This Sunday, The New York Times Magazine ran a 3,000-plus-word piece on one Doug Wilson, a Moscow, Idaho, pastor described as trying to “reinvent conservative Protestant education” with his New Saint Andrews College. The story, a major feature in the magazine’s annual “college issue,” suggests that Saint Andrews is home to “a band of cultured missionaries,” a place that “tries to unite faith and reason.”
Well, sort of. “Onward, Christian Scholars,” by Molly Worthen, does describe Wilson’s religious empire as “radically conservative” and notes that Wilson (pictured, right) would like to see Jefferson Davis, late president of the Confederacy, as president. But Worthen, a student of American religious history, omits a few critical points (here and here and here).
In fact, Doug Wilson is co-author of a piece of sorry scholarship, entitled Southern Slavery, As It Was, that argues that “[s]lavery as it existed in the South … was a relationship based upon mutual affection and confidence.” “There has never been a multiracial society which has existed with such mutual intimacy and harmony in the history of the world,” the book continues. And then: “Slave life was to them [slaves] a life of plenty, of simple pleasures, of food, clothes, and good medical care.” No serious scholar of slavery or the Civil War accepts these ludicrous assertions.
Incredibly, Worthen completely missed this fact — hard to understand, given that the book produced a raging 2003-2004 controversy, including demonstrations by hundreds of University of Idaho students against Wilson, anti-racist statements by two local university presidents, and a damning anti-Wilson essay by two academic historians, that convulsed the entire community around Moscow for months. Instead, Worthen concentrates on the “Latin textbooks” and “Greek vocabulary” that the hardworking Saint Andrews students pore over as part of their “classical Christian education.”
That’s not all. Saint Andrews treats as a foundational Western thinker, right up there with Plato and Aristotle, a 19th-century theologian named Robert L. Dabney — a Confederate Civil War chaplain who described blacks as “a morally inferior race,” a “sordid, alien taint” marked by “lying, theft, drunkenness, laziness, waste.” Wilson also argues that cursing one’s parents is punishable by death; that children of parents who don’t believe in Jesus Christ are “foul” and “unclean”; that women were created to be submissive to men; and that if a woman is raped, the rapist should pay her father a bride price and then, if the father approves, marry his victim.
None of this makes it into Worthen’s article. In fact, when she does give a three-word quote to a Wilson critic, she uses the occasion to sarcastically describe how the woman took “two hours to detail Wilson’s crimes” — almost none of which are mentioned.
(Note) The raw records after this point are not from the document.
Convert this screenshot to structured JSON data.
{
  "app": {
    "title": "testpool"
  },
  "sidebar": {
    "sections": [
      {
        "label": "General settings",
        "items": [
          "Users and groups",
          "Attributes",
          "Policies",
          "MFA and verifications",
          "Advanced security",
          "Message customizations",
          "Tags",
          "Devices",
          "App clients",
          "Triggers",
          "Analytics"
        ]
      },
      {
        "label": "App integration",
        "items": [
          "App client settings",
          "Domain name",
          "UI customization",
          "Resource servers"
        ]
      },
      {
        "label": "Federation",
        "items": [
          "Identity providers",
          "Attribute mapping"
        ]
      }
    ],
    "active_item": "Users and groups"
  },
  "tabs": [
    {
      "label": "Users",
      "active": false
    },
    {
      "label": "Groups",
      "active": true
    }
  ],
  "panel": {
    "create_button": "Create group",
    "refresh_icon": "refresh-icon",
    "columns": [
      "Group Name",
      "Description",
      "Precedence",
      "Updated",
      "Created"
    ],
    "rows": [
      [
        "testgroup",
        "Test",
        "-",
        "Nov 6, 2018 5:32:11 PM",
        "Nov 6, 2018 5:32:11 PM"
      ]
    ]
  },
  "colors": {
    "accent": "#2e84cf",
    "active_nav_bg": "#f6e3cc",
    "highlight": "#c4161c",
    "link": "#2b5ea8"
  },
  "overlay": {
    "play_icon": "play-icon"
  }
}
Instead, Worthen refers lightly to Saint Andrews’ “chronic spats with liberals in town.”
One last thing you might have expected to see mentioned in a magazine that purports to explore the pros and cons of various colleges and approaches to education: In 2004, a retired philosophy professor at the University of Idaho exposed the fact that at least 22 passages from Wilson’s tendentious book on slavery were plagiarized from a 1974 book. Wilson scornfully derided his critics, saying he and his co-author were guilty only of a “citation problem” that he would fix up in later editions. His upbeat take on "biblical slavery," however, would not change.